In an earlier post, I argued that persistence is critical for effective lead generation in today's B2B marketing environment. Business buyers now have access to a wealth of online information, and they can easily perform research and gather information about products or services on their own. As a result, they are less likely to respond to lead generation campaigns, and this means you usually need to touch prospects multiple times to entice them to respond.
An article in the May issue of Deliver magazine ("Box of Cheer") provides a great example of the power of persistence in B2B lead generation. The article describes a very successful lead generation campaign run by Nuance Communications, a provider of customer service automation products. The target audience for the campaign was 1,416 directors and vice presidents who manage contact (call) centers at 497 US companies. The objective of the campaign was to secure sales meetings with new prospects.
The campaign began with a dimensional mailer that contained several items, including a large printed piece in the form of a "foam finger" (like those seen at sporting events), a customized letter, and three printed magnets. These materials featured a PURL that would take responders to a robust microsite that contained multiple content resources such as articles, reports, and webcasts.
About two weeks after the mailer arrived, Nuance launched a series of four follow-up e-mails featuring an offer of an additional content resource that could be accessed by visiting the microsite. After these four e-mails, Nuance sent the target audience a second personalized letter and a book that included a customer case study. A final e-mail was sent two weeks after this personalized letter.
The campaign produced an overall response rate of 21.7% and generated 48 sales meetings.
The Nuance campaign illustrates the importance of persistence in B2B lead generation. The campaign was designed to include seven coordinated outbound touches over a period of about three months. While the Deliver article did not provide a breakdown showing the response rates for the individual campaign components, it's clear that Nuance believes that all of the touches were critical. The article quoted Marcie Lascher, Nuance's director of enterprise marketing, on this specific point: "There were many top-tier targets who didn't respond until the fifth or sixth touch that we sent them, so you could make the argument if we had just sent them one or two things, we never would have realized that benefit."

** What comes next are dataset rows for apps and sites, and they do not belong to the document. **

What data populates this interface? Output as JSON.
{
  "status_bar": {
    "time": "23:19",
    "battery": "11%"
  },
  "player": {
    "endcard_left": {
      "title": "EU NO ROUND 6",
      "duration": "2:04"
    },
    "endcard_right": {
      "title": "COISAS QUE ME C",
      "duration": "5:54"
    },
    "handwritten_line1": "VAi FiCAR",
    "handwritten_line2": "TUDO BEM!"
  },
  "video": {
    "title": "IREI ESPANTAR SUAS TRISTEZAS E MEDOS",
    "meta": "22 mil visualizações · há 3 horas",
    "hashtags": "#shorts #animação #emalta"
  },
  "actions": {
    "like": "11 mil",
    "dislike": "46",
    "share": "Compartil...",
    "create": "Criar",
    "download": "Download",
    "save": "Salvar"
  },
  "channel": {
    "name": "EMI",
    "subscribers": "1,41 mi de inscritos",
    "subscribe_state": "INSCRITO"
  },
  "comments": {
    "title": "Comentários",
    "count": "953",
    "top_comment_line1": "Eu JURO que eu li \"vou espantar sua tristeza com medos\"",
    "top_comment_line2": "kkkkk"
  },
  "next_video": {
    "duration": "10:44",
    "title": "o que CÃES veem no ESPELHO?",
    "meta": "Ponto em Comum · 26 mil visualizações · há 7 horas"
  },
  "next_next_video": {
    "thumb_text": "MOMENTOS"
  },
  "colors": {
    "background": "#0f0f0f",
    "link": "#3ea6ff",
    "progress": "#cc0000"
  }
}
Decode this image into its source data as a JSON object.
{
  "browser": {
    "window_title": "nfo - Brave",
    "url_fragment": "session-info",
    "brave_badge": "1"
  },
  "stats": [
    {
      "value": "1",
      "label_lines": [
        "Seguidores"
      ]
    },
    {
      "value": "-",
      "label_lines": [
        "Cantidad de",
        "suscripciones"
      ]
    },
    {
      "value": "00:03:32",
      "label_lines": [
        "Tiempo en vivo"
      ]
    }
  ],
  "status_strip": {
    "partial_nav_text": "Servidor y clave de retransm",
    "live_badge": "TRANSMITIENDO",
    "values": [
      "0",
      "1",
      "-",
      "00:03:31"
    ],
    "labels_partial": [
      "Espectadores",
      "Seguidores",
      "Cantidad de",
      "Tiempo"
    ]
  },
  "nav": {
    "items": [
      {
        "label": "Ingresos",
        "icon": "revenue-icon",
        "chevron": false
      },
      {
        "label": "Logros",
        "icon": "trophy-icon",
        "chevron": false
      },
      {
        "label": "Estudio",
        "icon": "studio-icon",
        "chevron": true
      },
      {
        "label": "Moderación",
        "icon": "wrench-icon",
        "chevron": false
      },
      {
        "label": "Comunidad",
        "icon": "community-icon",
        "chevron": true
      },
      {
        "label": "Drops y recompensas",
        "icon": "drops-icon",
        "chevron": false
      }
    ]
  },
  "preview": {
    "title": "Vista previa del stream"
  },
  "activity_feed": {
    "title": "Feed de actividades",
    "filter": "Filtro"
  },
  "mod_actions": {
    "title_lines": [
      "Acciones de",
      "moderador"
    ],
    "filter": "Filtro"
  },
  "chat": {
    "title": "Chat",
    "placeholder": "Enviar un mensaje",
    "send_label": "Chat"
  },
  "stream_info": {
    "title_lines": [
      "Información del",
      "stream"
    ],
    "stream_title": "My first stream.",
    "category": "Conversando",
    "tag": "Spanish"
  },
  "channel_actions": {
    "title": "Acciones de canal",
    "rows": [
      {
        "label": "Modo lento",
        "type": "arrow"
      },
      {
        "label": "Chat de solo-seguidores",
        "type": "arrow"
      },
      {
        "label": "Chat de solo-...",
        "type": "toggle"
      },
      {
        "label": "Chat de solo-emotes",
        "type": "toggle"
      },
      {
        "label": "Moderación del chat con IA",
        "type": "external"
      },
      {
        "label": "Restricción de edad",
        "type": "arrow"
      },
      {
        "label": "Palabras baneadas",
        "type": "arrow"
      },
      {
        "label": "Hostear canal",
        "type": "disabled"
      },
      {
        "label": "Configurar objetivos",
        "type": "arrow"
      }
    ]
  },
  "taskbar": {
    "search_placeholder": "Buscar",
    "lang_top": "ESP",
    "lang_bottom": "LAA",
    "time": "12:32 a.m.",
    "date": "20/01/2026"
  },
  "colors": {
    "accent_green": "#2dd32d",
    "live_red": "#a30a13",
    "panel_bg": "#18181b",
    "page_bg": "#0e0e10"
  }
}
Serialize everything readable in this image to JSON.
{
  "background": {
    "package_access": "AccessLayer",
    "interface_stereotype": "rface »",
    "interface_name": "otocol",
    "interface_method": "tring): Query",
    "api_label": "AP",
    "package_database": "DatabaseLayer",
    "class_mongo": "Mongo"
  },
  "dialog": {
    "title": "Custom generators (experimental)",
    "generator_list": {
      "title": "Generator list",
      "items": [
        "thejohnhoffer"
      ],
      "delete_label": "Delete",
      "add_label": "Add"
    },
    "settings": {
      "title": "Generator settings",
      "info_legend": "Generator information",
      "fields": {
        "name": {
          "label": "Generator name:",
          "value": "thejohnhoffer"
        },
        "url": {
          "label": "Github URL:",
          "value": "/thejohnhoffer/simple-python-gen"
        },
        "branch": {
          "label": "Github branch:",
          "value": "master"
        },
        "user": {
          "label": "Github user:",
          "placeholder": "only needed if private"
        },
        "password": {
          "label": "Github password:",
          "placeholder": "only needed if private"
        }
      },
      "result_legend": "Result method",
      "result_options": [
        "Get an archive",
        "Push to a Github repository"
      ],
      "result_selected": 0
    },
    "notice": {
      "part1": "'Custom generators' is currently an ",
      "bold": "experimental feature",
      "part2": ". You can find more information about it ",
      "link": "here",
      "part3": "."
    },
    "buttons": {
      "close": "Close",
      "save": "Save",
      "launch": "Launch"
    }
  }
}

The Nuance campaign provides an outstanding model for B2B lead generation marketing. This kind of multitouch campaign is both necessary and appropriate for companies that (a) need to reach management- or executive-level buyers, and (b) sell more expensive products or services.
As I wrote in my earlier post, there are several ways to bolster the effectiveness of outbound B2B lead generation marketing, and you'll certainly want to apply those principles to your lead generation programs. However, for many B2B companies, nothing contributes more to effective lead generation than persistence.